After a mother is born inside of me, I ask the child of silence to guide me, little boy or girl candle bright in the darkness trembling with gratitude and his new feet an offering, her little hands reaching up to touch my face. And I ask for the child of silence to almost whisper a new name so that the almost-whisper becomes a hush, a sigh, some small sprig of breathing in the dark of myself where the truth or God lives, a breath of life the ferns know so weaving well in late summer greenness, the radishes dug out of the earth so that the soil still clings to their roundness, tattered clothing falling back to the ground.
I ask the child of silence to guide me through the woods and to wade with me in the rivers over the gleaming rocks and pebbles and the rising hearts of fishes who set my faith on fire and my love of the earth so vast my arms aren’t big enough to hold it, my tongue can hardly say it—the child of silence is choking me with joyful and sorrowful tears that geysers up from the base of my throat and I am raging animal, burning bush, a human way to go down Moses, a 1,000 ways to kiss the ground as Rumi once said, the kindest, gentlest thing you ever did in your life, a whisper in your beloved’s ear after lovemaking, a balled-up handkerchief wet with tears, sopping almost, Sitka-laden, a whole rainforest of feeling, shooting doves with arrows made of poems so that they fly even higher, carrying our love-most thoughts and feelings ever loftier—and I beg of the child of silence to teach me how to be still and forgive, to let go of all transgressions either I or others have committed, to wash again in pools of pellucid water and forever seeing, to flow where the life force is flowing, to hereby and forthwith admit of rife absurdities, tweed pants and every windblown vanity, an ozone of false conceits forever blowing away, the child of silence leading me now, falling down on her knees and crawling on his belly asking for the silence to take us into its churchly bosom, begging the silence to soften and heal the heart of every wayward stone.

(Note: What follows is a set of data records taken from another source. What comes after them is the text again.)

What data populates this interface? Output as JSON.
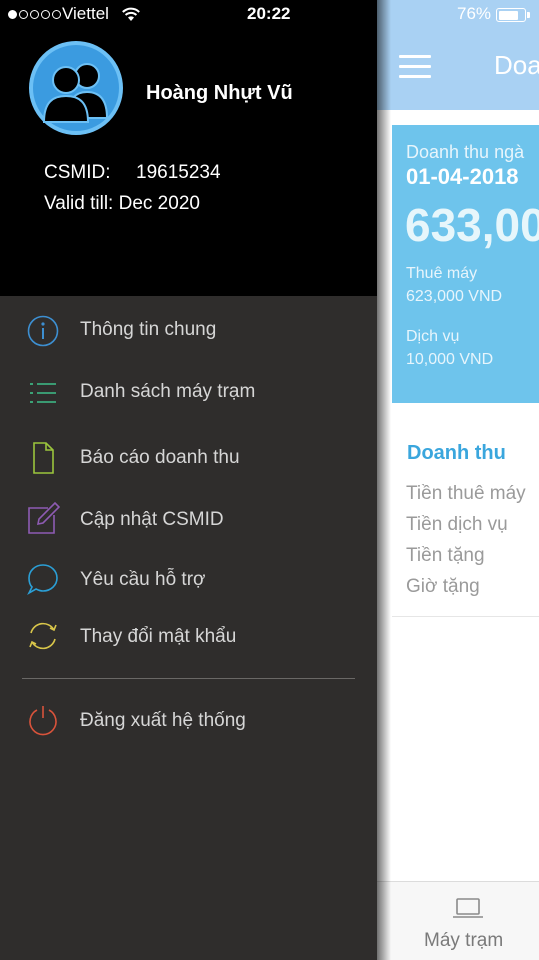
{
  "status_bar": {
    "carrier": "Viettel",
    "time": "20:22",
    "battery": "76%",
    "battery_level": 0.76,
    "signal_bars": 1
  },
  "drawer": {
    "user": {
      "name": "Hoàng Nhựt Vũ",
      "csmid_label": "CSMID:",
      "csmid_value": "19615234",
      "valid_till": "Valid till: Dec 2020"
    },
    "menu": [
      {
        "label": "Thông tin chung",
        "icon": "info-icon",
        "color": "#3d8fd1"
      },
      {
        "label": "Danh sách máy trạm",
        "icon": "list-icon",
        "color": "#3fbf8a"
      },
      {
        "label": "Báo cáo doanh thu",
        "icon": "document-icon",
        "color": "#9bc53d"
      },
      {
        "label": "Cập nhật CSMID",
        "icon": "edit-icon",
        "color": "#8e5bb3"
      },
      {
        "label": "Yêu cầu hỗ trợ",
        "icon": "chat-icon",
        "color": "#2b9fd6"
      },
      {
        "label": "Thay đổi mật khẩu",
        "icon": "refresh-icon",
        "color": "#d9c64a"
      }
    ],
    "logout": {
      "label": "Đăng xuất hệ thống",
      "icon": "power-icon",
      "color": "#d9533b"
    }
  },
  "app": {
    "title": "Doa",
    "card": {
      "label": "Doanh thu ngà",
      "date": "01-04-2018",
      "total": "633,00",
      "rent_label": "Thuê máy",
      "rent_value": "623,000 VND",
      "service_label": "Dịch vụ",
      "service_value": "10,000 VND"
    },
    "section": {
      "title": "Doanh thu",
      "items": [
        "Tiền thuê máy",
        "Tiền dịch vụ",
        "Tiền tặng",
        "Giờ tặng"
      ]
    },
    "tabbar": {
      "label": "Máy trạm",
      "icon": "laptop-icon"
    }
  },
  "colors": {
    "drawer_bg": "#2f2d2c",
    "header_bg": "#000000",
    "app_header": "#a9d1f3",
    "card_bg": "#6ec4ec",
    "accent": "#3aa6dd"
  }
}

Robert Vivian is the author of The Tall Grass Trilogy, Water And Abandon, Cold Snap As Yearning, The Least Cricket Of Evening, and Mystery My Country. He has co-written Traversings with the poet, Richard Jackson. He teaches at Alma College and at The Vermont College Of Fine Arts.